Audience: Fans of historical fiction and of the Maisie Dobbs (no doubt this series was inspired by its success); fans of Downton Abbey (for my other Downton-esqe recommendations, click here).

What I liked: Beautifully written and painstakingly researched, this series portrays both the harsh reality of life at the front and of the worries experienced back in the English countryside. Bess was invaluable in solving the mystery through her ability to ask questions others are unable to pose.  She is improbably mobile for a nurse stationed in France, in an era when women of her class surely did not travel alone, but I like that the author plots her travel carefully, using the exigencies of war (here, escorting wounded soldiers to England).  I also enjoy her relationship with her father, a distinguished officer, whose devotion to the army (and duty!) Bess has inherited.

I had missed a couple books in the middle of this series but it didn’t matter – these books stand on their own and one reads for the characters rather than the actual mystery. I consider myself fairly knowledgeable about World War I and came across this WWI quiz as I was reading (I did well except with the chronology of WWI battles).   I am a big fan of this author(s) and enjoyed meeting them years ago at my favorite mystery bookstore, Black Orchid (now closed, sadly).
What I disliked: Bess is so perfect that she is slightly lacking in personality.  There is no hint as to her romantic feelings: does she care for Simon Brandon, her father’s former batman, now an indispensable family friend? I can’t remember and, in any case, I am sure will all be revealed in good time.

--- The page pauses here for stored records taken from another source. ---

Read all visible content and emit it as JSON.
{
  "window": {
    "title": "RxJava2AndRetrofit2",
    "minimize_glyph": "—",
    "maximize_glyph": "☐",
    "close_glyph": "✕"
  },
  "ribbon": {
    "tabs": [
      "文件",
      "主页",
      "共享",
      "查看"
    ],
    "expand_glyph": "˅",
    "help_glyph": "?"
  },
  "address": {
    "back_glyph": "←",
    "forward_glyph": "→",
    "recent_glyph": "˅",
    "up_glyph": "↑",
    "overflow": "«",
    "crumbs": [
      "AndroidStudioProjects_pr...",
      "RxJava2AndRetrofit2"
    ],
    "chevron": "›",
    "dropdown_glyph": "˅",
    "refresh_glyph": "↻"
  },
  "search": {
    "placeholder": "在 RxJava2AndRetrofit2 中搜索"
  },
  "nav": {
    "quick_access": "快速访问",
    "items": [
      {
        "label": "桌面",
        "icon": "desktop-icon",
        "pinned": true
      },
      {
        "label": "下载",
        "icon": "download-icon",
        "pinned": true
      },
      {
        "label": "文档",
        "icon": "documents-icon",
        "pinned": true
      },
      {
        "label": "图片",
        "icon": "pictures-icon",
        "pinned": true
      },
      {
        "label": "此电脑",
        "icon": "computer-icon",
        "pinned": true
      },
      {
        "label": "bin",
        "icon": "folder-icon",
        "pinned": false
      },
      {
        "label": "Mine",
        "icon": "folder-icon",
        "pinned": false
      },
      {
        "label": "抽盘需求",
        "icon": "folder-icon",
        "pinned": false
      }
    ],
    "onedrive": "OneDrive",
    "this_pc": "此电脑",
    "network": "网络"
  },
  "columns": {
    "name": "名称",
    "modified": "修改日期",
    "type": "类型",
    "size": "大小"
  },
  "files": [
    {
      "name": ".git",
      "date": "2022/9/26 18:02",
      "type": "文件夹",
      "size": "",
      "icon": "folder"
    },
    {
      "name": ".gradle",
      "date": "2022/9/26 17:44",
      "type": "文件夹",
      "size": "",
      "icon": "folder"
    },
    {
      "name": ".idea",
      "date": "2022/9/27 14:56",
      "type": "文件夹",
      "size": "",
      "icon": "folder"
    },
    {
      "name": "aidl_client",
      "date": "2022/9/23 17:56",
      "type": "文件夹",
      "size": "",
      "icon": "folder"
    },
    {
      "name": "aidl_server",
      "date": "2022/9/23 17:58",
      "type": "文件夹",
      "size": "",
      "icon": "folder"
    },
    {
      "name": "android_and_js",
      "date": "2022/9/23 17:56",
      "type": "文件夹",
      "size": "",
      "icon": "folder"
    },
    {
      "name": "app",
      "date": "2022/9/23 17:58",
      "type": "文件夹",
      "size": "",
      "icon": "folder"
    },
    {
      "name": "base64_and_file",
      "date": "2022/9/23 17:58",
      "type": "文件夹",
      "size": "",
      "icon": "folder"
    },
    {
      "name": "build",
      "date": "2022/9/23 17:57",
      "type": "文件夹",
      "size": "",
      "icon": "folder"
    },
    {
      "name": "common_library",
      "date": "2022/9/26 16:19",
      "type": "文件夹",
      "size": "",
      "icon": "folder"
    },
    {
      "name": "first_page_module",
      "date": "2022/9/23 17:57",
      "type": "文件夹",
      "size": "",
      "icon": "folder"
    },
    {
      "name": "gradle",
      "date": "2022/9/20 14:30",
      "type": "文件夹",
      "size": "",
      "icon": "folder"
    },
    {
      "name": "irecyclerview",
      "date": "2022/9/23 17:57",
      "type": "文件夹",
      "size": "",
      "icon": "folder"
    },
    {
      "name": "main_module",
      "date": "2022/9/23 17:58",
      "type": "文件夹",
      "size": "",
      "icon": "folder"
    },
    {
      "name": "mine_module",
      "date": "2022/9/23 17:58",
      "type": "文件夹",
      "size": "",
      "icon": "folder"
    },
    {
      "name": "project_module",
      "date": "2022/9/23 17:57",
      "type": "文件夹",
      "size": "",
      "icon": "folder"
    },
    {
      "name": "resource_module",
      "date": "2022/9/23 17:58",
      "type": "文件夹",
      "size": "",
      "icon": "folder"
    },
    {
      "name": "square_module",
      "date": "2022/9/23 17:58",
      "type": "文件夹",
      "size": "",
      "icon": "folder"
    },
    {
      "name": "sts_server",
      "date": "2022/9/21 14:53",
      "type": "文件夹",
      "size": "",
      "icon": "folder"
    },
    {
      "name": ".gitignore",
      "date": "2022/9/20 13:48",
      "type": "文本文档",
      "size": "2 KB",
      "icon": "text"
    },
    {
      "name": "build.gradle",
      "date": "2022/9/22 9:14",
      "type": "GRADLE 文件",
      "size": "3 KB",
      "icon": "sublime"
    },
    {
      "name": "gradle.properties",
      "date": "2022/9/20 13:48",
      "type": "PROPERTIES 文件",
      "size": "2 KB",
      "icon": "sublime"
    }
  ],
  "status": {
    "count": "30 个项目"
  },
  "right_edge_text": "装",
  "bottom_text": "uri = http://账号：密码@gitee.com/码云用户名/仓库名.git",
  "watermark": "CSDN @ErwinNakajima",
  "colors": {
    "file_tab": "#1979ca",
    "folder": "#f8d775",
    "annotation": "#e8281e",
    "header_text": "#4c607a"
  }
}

Source: I received a copy of this book from TLC Book Tours in return for an honest review. Recommended! You can visit other stops on the tour to see what other bloggers thought about the seventh Bess Crawford installment:
Tuesday, April 12th: FictionZeal
Wednesday, April 13th: A Book Geek
Thursday, April 14th: #redhead.with.book
Monday, April 18th: Jayne's Books
Wednesday, April 20th: Reading is My Super Power
Wednesday, April 20th: Mel's Shelves
Thursday, April 21st: Tina Says…
Monday, April 25th: Mama Vicky Says
Wednesday, April 27th: Sharon's Garden of Book Reviews

Charles Todd is also the author of the Inspector Ian Rutledge mystery series, set just after WWI.